It seems that Mark Brend, the author of Rock and Roll Doctor, takes the first view. He tips his hat to the other members of the Feat but the book is a biography of George pure and simple. He follows George’s influence through the Feat albums and deftly deals with Lowell’s reputation as a slide guitarist.
There are lots of photos in the book and it is attractively presented. Brend is obviously familiar with music and in his track by track take on Lowell George’s compositions, he provides some really interesting professional insights. The book is a quick read and uncomplicated.
However, that’s its main weakness as well. The book seems like an abridged version of a much longer work. For example, Brend opens the book with two really interesting quotes about Lowell George. Jackson Browne called him ‘the Orson Welles of rock and roll.’ And Lowell’s wife, Elizabeth, is quoted as saying: ‘There was nothing normal about that guy.’ However, both quotes are never explained. Why is Lowell like Orson Welles? Both were choleric geniuses? Both were over-acheivers with damaging addictions? They peaked too early and burned out too soon? What exactly does that mean? The same for the Elizabeth George quote–the remainder of the book describes a man who, if quirky, certainly wasn’t abnormal. Brend fails to bring us into that world.
There are some glaring omissions as well–which give the book a feeling of a rough draft rather than a completed project. For example, Brend doesn’t delve very deeply into George’s fiery collaboration with the Grateful Dead on ‘Shakedown Street.’ The author describes their work together as difficult –but he never says why. Other omissions include: scant discussion of his pre-music life (one could be forgiven for missing that Elizabeth was Lowell’s second wife. His first isn’t even named!) and the cause of his premature death.
The biggest disappointment is when it comes to song lyrics. Lowell George’s lyricism is second to none and his songs have a sort of John Lennon surrealism about them. Songs like “Sailin’ Shoes”, “Trouble” and “Fat Man in the Bathtub” cry out for interpretation–ribald and funny as they are. But the author doesn’t look closely at this aspect of George’s contribution to the band.

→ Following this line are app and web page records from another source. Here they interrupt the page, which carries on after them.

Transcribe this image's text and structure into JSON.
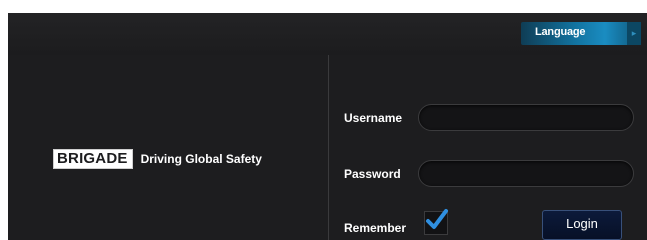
{
  "header": {
    "language_label": "Language"
  },
  "branding": {
    "logo_text": "BRIGADE",
    "tagline": "Driving Global Safety"
  },
  "login_form": {
    "username_label": "Username",
    "username_value": "",
    "password_label": "Password",
    "password_value": "",
    "remember_label": "Remember",
    "remember_checked": true,
    "login_button": "Login"
  },
  "icons": {
    "checkmark": "checkmark-icon",
    "language_caret": "chevron-right-icon"
  },
  "colors": {
    "background": "#1d1d1f",
    "accent": "#1a8cc1",
    "checkmark": "#2f8fe0"
  }
}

What to listen to while reading this book: What else? Dixie Chicken